Jennifer Leigh Jones: Respite

January 2020

Jennifer Leigh Jones was born in Colorado. She is currently a Visiting Full-time Professor in the Fine Arts Department at Ringling College of Art and Design. In 2003 she received her BFA in Painting from Baylor University in Waco, TX.  While there, she spent a semester studying Painting in Florence at Lorenzo D’ Medici.  She received her MFA in Painting and Drawing in 2009 from the University of North Texas where she taught as an adjunct professor until 2014. From 2014 to 2018 she taught as an Associate Professor and served as the Department Chair at Navarro College, located near Dallas Texas.
Her work explores the relationships between objects and the memories they trigger.

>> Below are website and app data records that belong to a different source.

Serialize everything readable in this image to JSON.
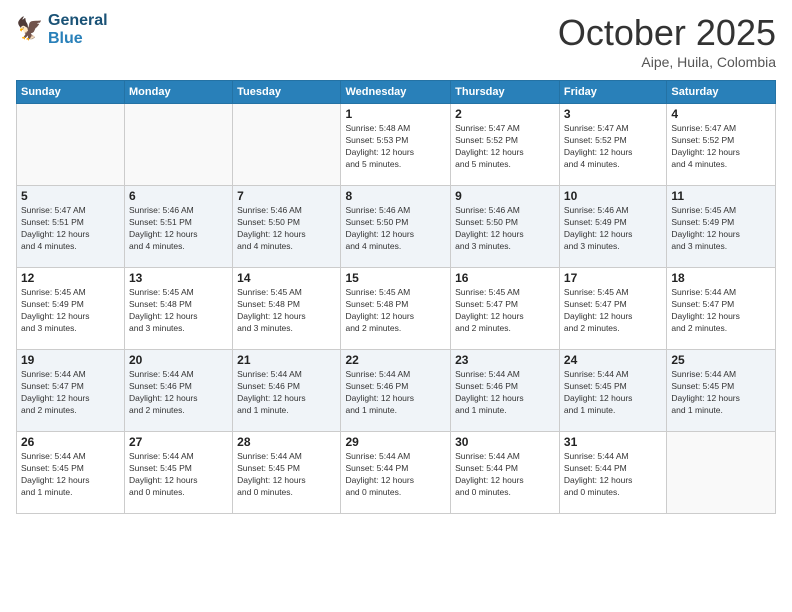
{
  "logo": {
    "line1": "General",
    "line2": "Blue"
  },
  "header": {
    "month": "October 2025",
    "location": "Aipe, Huila, Colombia"
  },
  "weekdays": [
    "Sunday",
    "Monday",
    "Tuesday",
    "Wednesday",
    "Thursday",
    "Friday",
    "Saturday"
  ],
  "weeks": [
    [
      {
        "day": "",
        "info": ""
      },
      {
        "day": "",
        "info": ""
      },
      {
        "day": "",
        "info": ""
      },
      {
        "day": "1",
        "info": "Sunrise: 5:48 AM\nSunset: 5:53 PM\nDaylight: 12 hours\nand 5 minutes."
      },
      {
        "day": "2",
        "info": "Sunrise: 5:47 AM\nSunset: 5:52 PM\nDaylight: 12 hours\nand 5 minutes."
      },
      {
        "day": "3",
        "info": "Sunrise: 5:47 AM\nSunset: 5:52 PM\nDaylight: 12 hours\nand 4 minutes."
      },
      {
        "day": "4",
        "info": "Sunrise: 5:47 AM\nSunset: 5:52 PM\nDaylight: 12 hours\nand 4 minutes."
      }
    ],
    [
      {
        "day": "5",
        "info": "Sunrise: 5:47 AM\nSunset: 5:51 PM\nDaylight: 12 hours\nand 4 minutes."
      },
      {
        "day": "6",
        "info": "Sunrise: 5:46 AM\nSunset: 5:51 PM\nDaylight: 12 hours\nand 4 minutes."
      },
      {
        "day": "7",
        "info": "Sunrise: 5:46 AM\nSunset: 5:50 PM\nDaylight: 12 hours\nand 4 minutes."
      },
      {
        "day": "8",
        "info": "Sunrise: 5:46 AM\nSunset: 5:50 PM\nDaylight: 12 hours\nand 4 minutes."
      },
      {
        "day": "9",
        "info": "Sunrise: 5:46 AM\nSunset: 5:50 PM\nDaylight: 12 hours\nand 3 minutes."
      },
      {
        "day": "10",
        "info": "Sunrise: 5:46 AM\nSunset: 5:49 PM\nDaylight: 12 hours\nand 3 minutes."
      },
      {
        "day": "11",
        "info": "Sunrise: 5:45 AM\nSunset: 5:49 PM\nDaylight: 12 hours\nand 3 minutes."
      }
    ],
    [
      {
        "day": "12",
        "info": "Sunrise: 5:45 AM\nSunset: 5:49 PM\nDaylight: 12 hours\nand 3 minutes."
      },
      {
        "day": "13",
        "info": "Sunrise: 5:45 AM\nSunset: 5:48 PM\nDaylight: 12 hours\nand 3 minutes."
      },
      {
        "day": "14",
        "info": "Sunrise: 5:45 AM\nSunset: 5:48 PM\nDaylight: 12 hours\nand 3 minutes."
      },
      {
        "day": "15",
        "info": "Sunrise: 5:45 AM\nSunset: 5:48 PM\nDaylight: 12 hours\nand 2 minutes."
      },
      {
        "day": "16",
        "info": "Sunrise: 5:45 AM\nSunset: 5:47 PM\nDaylight: 12 hours\nand 2 minutes."
      },
      {
        "day": "17",
        "info": "Sunrise: 5:45 AM\nSunset: 5:47 PM\nDaylight: 12 hours\nand 2 minutes."
      },
      {
        "day": "18",
        "info": "Sunrise: 5:44 AM\nSunset: 5:47 PM\nDaylight: 12 hours\nand 2 minutes."
      }
    ],
    [
      {
        "day": "19",
        "info": "Sunrise: 5:44 AM\nSunset: 5:47 PM\nDaylight: 12 hours\nand 2 minutes."
      },
      {
        "day": "20",
        "info": "Sunrise: 5:44 AM\nSunset: 5:46 PM\nDaylight: 12 hours\nand 2 minutes."
      },
      {
        "day": "21",
        "info": "Sunrise: 5:44 AM\nSunset: 5:46 PM\nDaylight: 12 hours\nand 1 minute."
      },
      {
        "day": "22",
        "info": "Sunrise: 5:44 AM\nSunset: 5:46 PM\nDaylight: 12 hours\nand 1 minute."
      },
      {
        "day": "23",
        "info": "Sunrise: 5:44 AM\nSunset: 5:46 PM\nDaylight: 12 hours\nand 1 minute."
      },
      {
        "day": "24",
        "info": "Sunrise: 5:44 AM\nSunset: 5:45 PM\nDaylight: 12 hours\nand 1 minute."
      },
      {
        "day": "25",
        "info": "Sunrise: 5:44 AM\nSunset: 5:45 PM\nDaylight: 12 hours\nand 1 minute."
      }
    ],
    [
      {
        "day": "26",
        "info": "Sunrise: 5:44 AM\nSunset: 5:45 PM\nDaylight: 12 hours\nand 1 minute."
      },
      {
        "day": "27",
        "info": "Sunrise: 5:44 AM\nSunset: 5:45 PM\nDaylight: 12 hours\nand 0 minutes."
      },
      {
        "day": "28",
        "info": "Sunrise: 5:44 AM\nSunset: 5:45 PM\nDaylight: 12 hours\nand 0 minutes."
      },
      {
        "day": "29",
        "info": "Sunrise: 5:44 AM\nSunset: 5:44 PM\nDaylight: 12 hours\nand 0 minutes."
      },
      {
        "day": "30",
        "info": "Sunrise: 5:44 AM\nSunset: 5:44 PM\nDaylight: 12 hours\nand 0 minutes."
      },
      {
        "day": "31",
        "info": "Sunrise: 5:44 AM\nSunset: 5:44 PM\nDaylight: 12 hours\nand 0 minutes."
      },
      {
        "day": "",
        "info": ""
      }
    ]
  ]
}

Her work explores the relationships between objects and the memories they trigger. She is fascinated by the way the mind processes life events, from extreme traumas that life can sometimes yield to the soft tranquility of the mundane. Each object she portrays is inextricably bound to the memory of events. She employs a range of materials to evoke the distinctions between disparate objects and memories within a frame. The material selection enhances the temporal and commemorative aspects of the objects. Some are brought to the fore, in sharp clarity, sometimes rendered in detail using oil paint. Other objects, drawn in fine pencil, preside silently over the scene in ghostly delicacy.

Artist Statement

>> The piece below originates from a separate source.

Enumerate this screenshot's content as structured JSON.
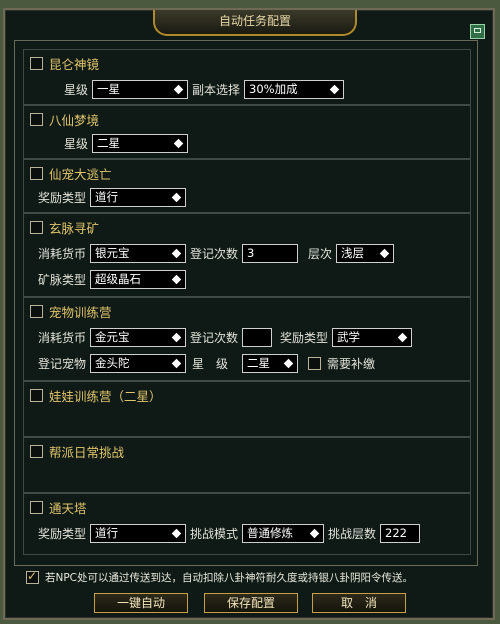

In my work, I explore the relationship between objects and the memories they trigger. I am fascinated by the manner in which the mind processes life events, from the extreme traumas that life can sometimes yield to the soft tranquility of playing with a tea set. Each object I portray is inextricably bound to the memory of events.

The minimal field, in my works, reflects aspects of memory space where the objects reside. As the mind sharply recalls each detail and event of a specific object, the sense of time and space is blunted and falls away. Time-space collapses into the two-dimensional surface of the canvas and, simultaneously, extends to the infinite and distant horizon.

I employ a range of materials to evoke the distinctions between disparate objects and memories within a frame. The material selection enhances the temporal and commemorative aspects of the objects. Some are brought to the fore, in sharp clarity, and rendered in detail using gesso and charcoal. Other objects, rendered in fine pencil, preside silently over the scene in ghostly delicacy.

The objects are orchestrated and assembled, within the scene, based on my own associations and history. The internal narratives driving the selection and placement of objects and landscape are extremely personal and specific. However, by removing my story from the completed image, I allow the viewer to enter the reverie of his or her own memory space. The universal nature of precious objects and its attendant memories allows the viewer to develop their own narratives relating to the objects portrayed and the painting itself becomes a memory object with which the viewer creates a new and extending memory web.